Check every line of the data below for the string "title", and copy the ones that hold it.

---------- Data to process

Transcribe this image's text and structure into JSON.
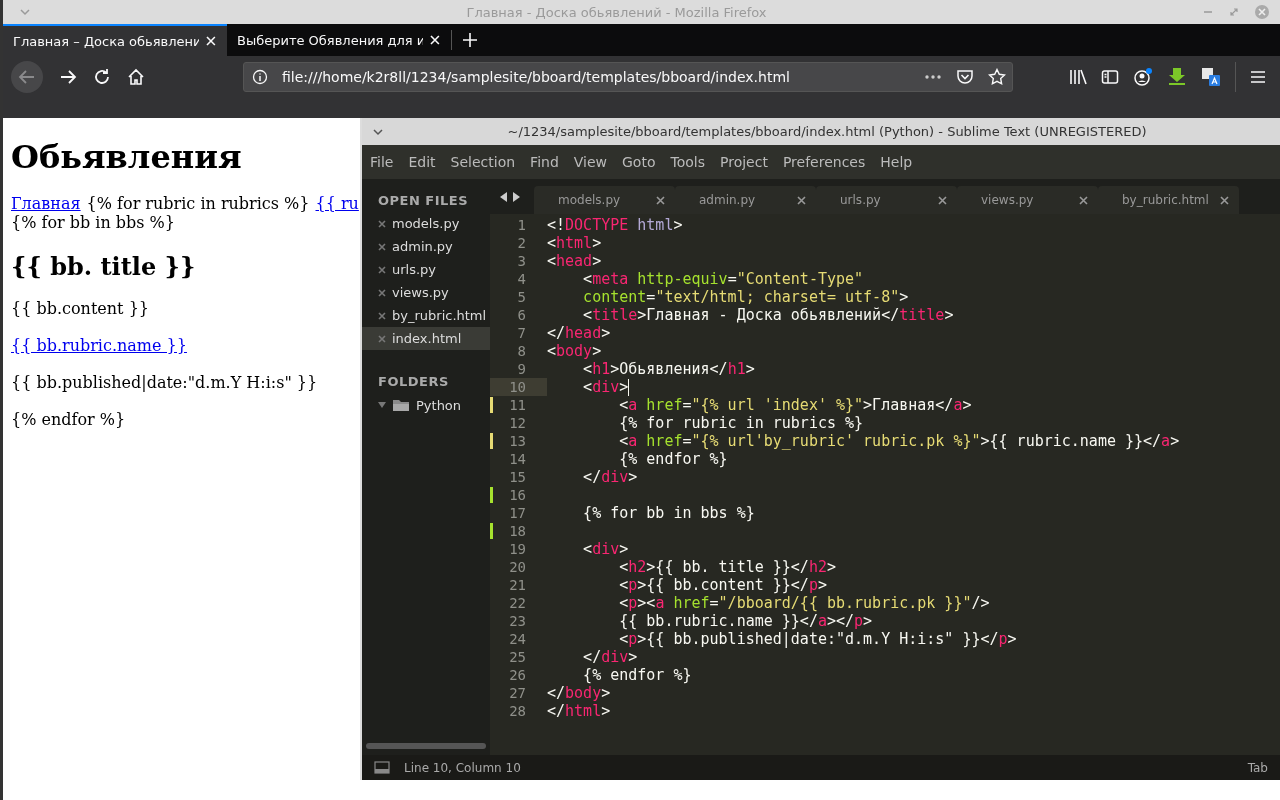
{
  "browser": {
    "title": "Главная - Доска обьявлений - Mozilla Firefox",
    "tabs": [
      {
        "label": "Главная – Доска обьявлени",
        "selected": true
      },
      {
        "label": "Выберите Обявления для и",
        "selected": false
      }
    ],
    "url": "file:///home/k2r8ll/1234/samplesite/bboard/templates/bboard/index.html",
    "page": {
      "heading": "Обьявления",
      "nav": [
        {
          "kind": "link",
          "text": "Главная"
        },
        {
          "kind": "text",
          "text": "{% for rubric in rubrics %}"
        },
        {
          "kind": "link",
          "text": "{{ ru"
        }
      ],
      "loop": "{% for bb in bbs %}",
      "title": "{{ bb. title }}",
      "blocks": [
        {
          "kind": "text",
          "text": "{{ bb.content }}"
        },
        {
          "kind": "link",
          "text": "{{ bb.rubric.name }}"
        },
        {
          "kind": "text",
          "text": "{{ bb.published|date:\"d.m.Y H:i:s\" }}"
        },
        {
          "kind": "text",
          "text": "{% endfor %}"
        }
      ]
    }
  },
  "editor": {
    "title": "~/1234/samplesite/bboard/templates/bboard/index.html (Python) - Sublime Text (UNREGISTERED)",
    "menu": [
      "File",
      "Edit",
      "Selection",
      "Find",
      "View",
      "Goto",
      "Tools",
      "Project",
      "Preferences",
      "Help"
    ],
    "open_files": {
      "heading": "OPEN FILES",
      "items": [
        {
          "name": "models.py",
          "selected": false
        },
        {
          "name": "admin.py",
          "selected": false
        },
        {
          "name": "urls.py",
          "selected": false
        },
        {
          "name": "views.py",
          "selected": false
        },
        {
          "name": "by_rubric.html",
          "selected": false
        },
        {
          "name": "index.html",
          "selected": true
        }
      ]
    },
    "folders": {
      "heading": "FOLDERS",
      "items": [
        {
          "name": "Python",
          "expanded": true
        }
      ]
    },
    "tabs": [
      {
        "label": "models.py",
        "selected": false
      },
      {
        "label": "admin.py",
        "selected": false
      },
      {
        "label": "urls.py",
        "selected": false
      },
      {
        "label": "views.py",
        "selected": false
      },
      {
        "label": "by_rubric.html",
        "selected": false
      }
    ],
    "lines": [
      {
        "number": "1",
        "current": false,
        "tokens": [
          {
            "kind": "p",
            "text": "<!"
          },
          {
            "kind": "tag",
            "text": "DOCTYPE"
          },
          {
            "kind": "kw",
            "text": " html"
          },
          {
            "kind": "p",
            "text": ">"
          }
        ]
      },
      {
        "number": "2",
        "current": false,
        "tokens": [
          {
            "kind": "p",
            "text": "<"
          },
          {
            "kind": "tag",
            "text": "html"
          },
          {
            "kind": "p",
            "text": ">"
          }
        ]
      },
      {
        "number": "3",
        "current": false,
        "tokens": [
          {
            "kind": "p",
            "text": "<"
          },
          {
            "kind": "tag",
            "text": "head"
          },
          {
            "kind": "p",
            "text": ">"
          }
        ]
      },
      {
        "number": "4",
        "current": false,
        "tokens": [
          {
            "kind": "p",
            "text": "    <"
          },
          {
            "kind": "tag",
            "text": "meta"
          },
          {
            "kind": "attr",
            "text": " http-equiv"
          },
          {
            "kind": "p",
            "text": "="
          },
          {
            "kind": "str",
            "text": "\"Content-Type\""
          }
        ]
      },
      {
        "number": "5",
        "current": false,
        "tokens": [
          {
            "kind": "attr",
            "text": "    content"
          },
          {
            "kind": "p",
            "text": "="
          },
          {
            "kind": "str",
            "text": "\"text/html; charset= utf-8\""
          },
          {
            "kind": "p",
            "text": ">"
          }
        ]
      },
      {
        "number": "6",
        "current": false,
        "tokens": [
          {
            "kind": "p",
            "text": "    <"
          },
          {
            "kind": "tag",
            "text": "title"
          },
          {
            "kind": "p",
            "text": ">Главная - Доска обьявлений</"
          },
          {
            "kind": "tag",
            "text": "title"
          },
          {
            "kind": "p",
            "text": ">"
          }
        ]
      },
      {
        "number": "7",
        "current": false,
        "tokens": [
          {
            "kind": "p",
            "text": "</"
          },
          {
            "kind": "tag",
            "text": "head"
          },
          {
            "kind": "p",
            "text": ">"
          }
        ]
      },
      {
        "number": "8",
        "current": false,
        "tokens": [
          {
            "kind": "p",
            "text": "<"
          },
          {
            "kind": "tag",
            "text": "body"
          },
          {
            "kind": "p",
            "text": ">"
          }
        ]
      },
      {
        "number": "9",
        "current": false,
        "tokens": [
          {
            "kind": "p",
            "text": "    <"
          },
          {
            "kind": "tag",
            "text": "h1"
          },
          {
            "kind": "p",
            "text": ">Обьявления</"
          },
          {
            "kind": "tag",
            "text": "h1"
          },
          {
            "kind": "p",
            "text": ">"
          }
        ]
      },
      {
        "number": "10",
        "current": true,
        "tokens": [
          {
            "kind": "p",
            "text": "    <"
          },
          {
            "kind": "tag",
            "text": "div"
          },
          {
            "kind": "p",
            "text": ">"
          }
        ]
      },
      {
        "number": "11",
        "current": false,
        "color": "#e6db74",
        "tokens": [
          {
            "kind": "p",
            "text": "        <"
          },
          {
            "kind": "tag",
            "text": "a"
          },
          {
            "kind": "attr",
            "text": " href"
          },
          {
            "kind": "p",
            "text": "="
          },
          {
            "kind": "str",
            "text": "\"{% url 'index' %}\""
          },
          {
            "kind": "p",
            "text": ">Главная</"
          },
          {
            "kind": "tag",
            "text": "a"
          },
          {
            "kind": "p",
            "text": ">"
          }
        ]
      },
      {
        "number": "12",
        "current": false,
        "tokens": [
          {
            "kind": "p",
            "text": "        {% for rubric in rubrics %}"
          }
        ]
      },
      {
        "number": "13",
        "current": false,
        "color": "#e6db74",
        "tokens": [
          {
            "kind": "p",
            "text": "        <"
          },
          {
            "kind": "tag",
            "text": "a"
          },
          {
            "kind": "attr",
            "text": " href"
          },
          {
            "kind": "p",
            "text": "="
          },
          {
            "kind": "str",
            "text": "\"{% url'by_rubric' rubric.pk %}\""
          },
          {
            "kind": "p",
            "text": ">{{ rubric.name }}</"
          },
          {
            "kind": "tag",
            "text": "a"
          },
          {
            "kind": "p",
            "text": ">"
          }
        ]
      },
      {
        "number": "14",
        "current": false,
        "tokens": [
          {
            "kind": "p",
            "text": "        {% endfor %}"
          }
        ]
      },
      {
        "number": "15",
        "current": false,
        "tokens": [
          {
            "kind": "p",
            "text": "    </"
          },
          {
            "kind": "tag",
            "text": "div"
          },
          {
            "kind": "p",
            "text": ">"
          }
        ]
      },
      {
        "number": "16",
        "current": false,
        "color": "#a6e22e"
      },
      {
        "number": "17",
        "current": false,
        "tokens": [
          {
            "kind": "p",
            "text": "    {% for bb in bbs %}"
          }
        ]
      },
      {
        "number": "18",
        "current": false,
        "color": "#a6e22e"
      },
      {
        "number": "19",
        "current": false,
        "tokens": [
          {
            "kind": "p",
            "text": "    <"
          },
          {
            "kind": "tag",
            "text": "div"
          },
          {
            "kind": "p",
            "text": ">"
          }
        ]
      },
      {
        "number": "20",
        "current": false,
        "tokens": [
          {
            "kind": "p",
            "text": "        <"
          },
          {
            "kind": "tag",
            "text": "h2"
          },
          {
            "kind": "p",
            "text": ">{{ bb. title }}</"
          },
          {
            "kind": "tag",
            "text": "h2"
          },
          {
            "kind": "p",
            "text": ">"
          }
        ]
      },
      {
        "number": "21",
        "current": false,
        "tokens": [
          {
            "kind": "p",
            "text": "        <"
          },
          {
            "kind": "tag",
            "text": "p"
          },
          {
            "kind": "p",
            "text": ">{{ bb.content }}</"
          },
          {
            "kind": "tag",
            "text": "p"
          },
          {
            "kind": "p",
            "text": ">"
          }
        ]
      },
      {
        "number": "22",
        "current": false,
        "tokens": [
          {
            "kind": "p",
            "text": "        <"
          },
          {
            "kind": "tag",
            "text": "p"
          },
          {
            "kind": "p",
            "text": "><"
          },
          {
            "kind": "tag",
            "text": "a"
          },
          {
            "kind": "attr",
            "text": " href"
          },
          {
            "kind": "p",
            "text": "="
          },
          {
            "kind": "str",
            "text": "\"/bboard/{{ bb.rubric.pk }}\""
          },
          {
            "kind": "p",
            "text": "/>"
          }
        ]
      },
      {
        "number": "23",
        "current": false,
        "tokens": [
          {
            "kind": "p",
            "text": "        {{ bb.rubric.name }}</"
          },
          {
            "kind": "tag",
            "text": "a"
          },
          {
            "kind": "p",
            "text": "></"
          },
          {
            "kind": "tag",
            "text": "p"
          },
          {
            "kind": "p",
            "text": ">"
          }
        ]
      },
      {
        "number": "24",
        "current": false,
        "tokens": [
          {
            "kind": "p",
            "text": "        <"
          },
          {
            "kind": "tag",
            "text": "p"
          },
          {
            "kind": "p",
            "text": ">{{ bb.published|date:\"d.m.Y H:i:s\" }}</"
          },
          {
            "kind": "tag",
            "text": "p"
          },
          {
            "kind": "p",
            "text": ">"
          }
        ]
      },
      {
        "number": "25",
        "current": false,
        "tokens": [
          {
            "kind": "p",
            "text": "    </"
          },
          {
            "kind": "tag",
            "text": "div"
          },
          {
            "kind": "p",
            "text": ">"
          }
        ]
      },
      {
        "number": "26",
        "current": false,
        "tokens": [
          {
            "kind": "p",
            "text": "    {% endfor %}"
          }
        ]
      },
      {
        "number": "27",
        "current": false,
        "tokens": [
          {
            "kind": "p",
            "text": "</"
          },
          {
            "kind": "tag",
            "text": "body"
          },
          {
            "kind": "p",
            "text": ">"
          }
        ]
      },
      {
        "number": "28",
        "current": false,
        "tokens": [
          {
            "kind": "p",
            "text": "</"
          },
          {
            "kind": "tag",
            "text": "html"
          },
          {
            "kind": "p",
            "text": ">"
          }
        ]
      }
    ],
    "status": {
      "position": "Line 10, Column 10",
      "indent": "Tab"
    }
  }
}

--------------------

• Solution for this exercise
    "title": "Главная - Доска обьявлений - Mozilla Firefox",
      "title": "{{ bb. title }}",
    "title": "~/1234/samplesite/bboard/templates/bboard/index.html (Python) - Sublime Text (UNREGISTERED)",
            "text": "title"
            "text": "title"
            "text": ">{{ bb. title }}</"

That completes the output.